At the end of last year, Google announced Android 12L. This is a tablet and foldable optimized operating system. After years of neglect, Google has finally shown that it takes form factor seriously. The same is true for WearOS 3 and Google is breathing new life into smartwatches. There is only one problem with both.
At the time of writing, none of these operating systems have updated one tablet, foldable, or smartwatch. Google planned to overhaul how smartwatches and tablet platforms work better, but the company’s rollout has undermined its ambitious plans.
Google’s high ambition
Starting with the first update announced, WearOS 3 has finally taken Google seriously about smartwatches. While the Apple Watch has dominated wearables, other brands (such as Samsung and Garmin) have moved to their own custom operating systems due to Google’s lack of urgency. WearOS 3, which prioritizes design and speed, should have improved it.
Google said there would be a delay, but the update was announced at I / O 2021 over a year ago. This is a distant memory at the moment, and WearOS 3 is the actual device. It only appears on Samsung Galaxy Watch 4 and Watch 4 Classic, both covered by Samsung’s One UI overlay. Google’s Pixel Watch will be announced with Wear OS 3 a year and a half after its launch.
For Android 12L, this is an update aimed at bridging the gap between Android and iPad OS. In theory, this is a good update. It provides a new API for developers, customizes the interface to make better use of larger screens, and cleans up some of Android 12’s more annoying issues. I say “theoretically” because at the time of writing (and one month after the release of Android 13), the Android 12L is only available on the Pixel 6 and Pixel 6 Pro. Neither of the two is foldable or tablet.
Trying to understand the delay
Perhaps there is a good reason for this. Google partners have better handles on the market than Google. They also did all the legwork and market research. Would you like to let them set their own conditions? Perhaps Samsung and Xiaomi don’t care much about Android 12L and have their own solution to the problem to fix. Perhaps with Google’s Android 13 push, you don’t have to worry about Android 12L push. After all, why get a half-baked Android release when you can get the whole cake later?

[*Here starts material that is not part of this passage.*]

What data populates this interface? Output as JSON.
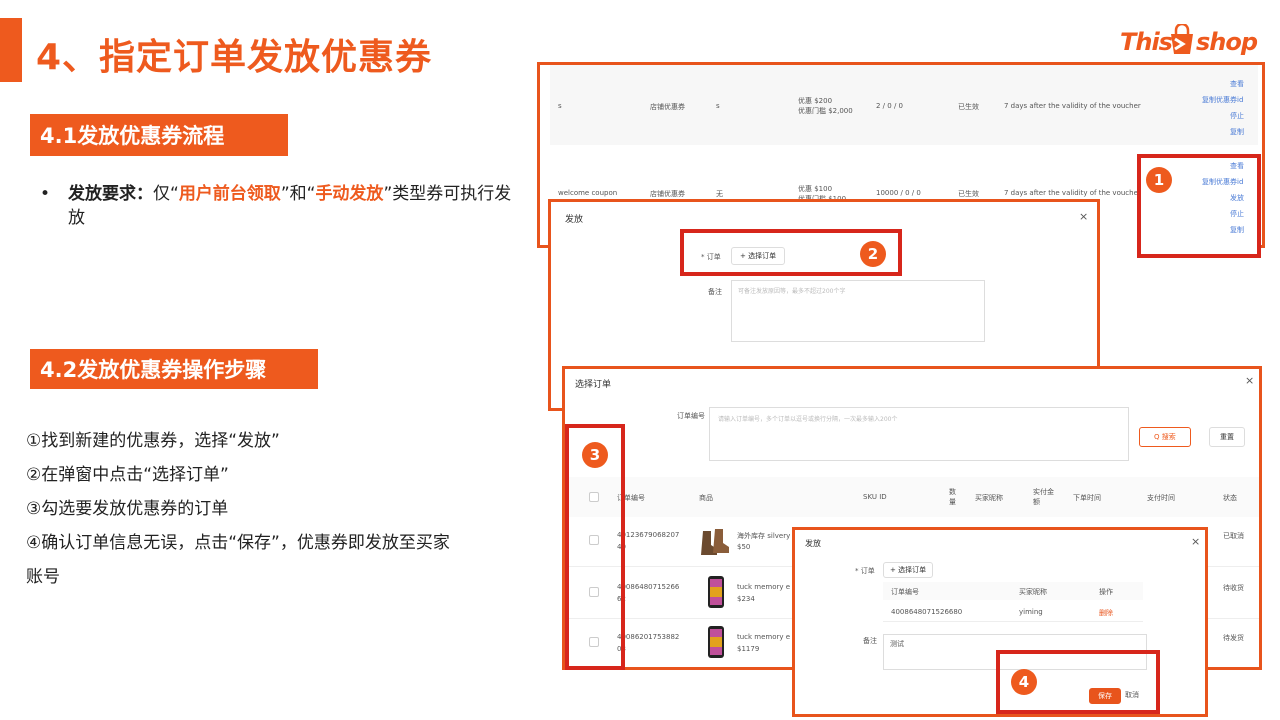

Some analysts also share a positive view of Google’s strategy.
“Wear OS has continued to grow since Samsung’s participation. Google continues to expand its eco-coverage by releasing updated versions frequently. This is the same reason for updating the tablet platform. In anticipation of a gradual growth in smartphones, Google will invest more resources to drive the growth of the installation base of other products, “said Counterpoint Research senior researcher Ian Lam in an email comment on Digital Trends. Told to.
What are all these points?
From a street perspective, it’s not clear what Google is doing here. If you want to tackle the realization that it’s not worth buying a Wear OS watch like last year, announcing Wear OS 3 was absolutely right. At the same time, by limiting the OS from being deployed to other Wear OS watches, it shows the same arrogance that Microsoft has shown on Windows Phone, leaving early adopters in search of new luster. did. Sure, Google is trying to avoid updating old watches someday, but the lack of clarity in the company leaves the loyalists hanging.
The same is true for Android 12L. Earlier this year, he criticized that Android 12L wasn’t fully available. Android tablets already have enough optimizations from third-party manufacturers that make much of the Android 12L feel redundant. Google may want to disagree with that argument, but the fact that it’s not accepted by anyone involved, or in fact, raises questions about the level of seriousness of the company. After all, if Google intended to postpone the Android big screen update to Android 13, would it have to make a really big song and dance about the spring rollout?
Google’s problem with tablets and smartwatches was that they weren’t sure if they knew what they were doing. Android 12L and Wear OS 3 were supposed to fix that, but they just pushed that point further.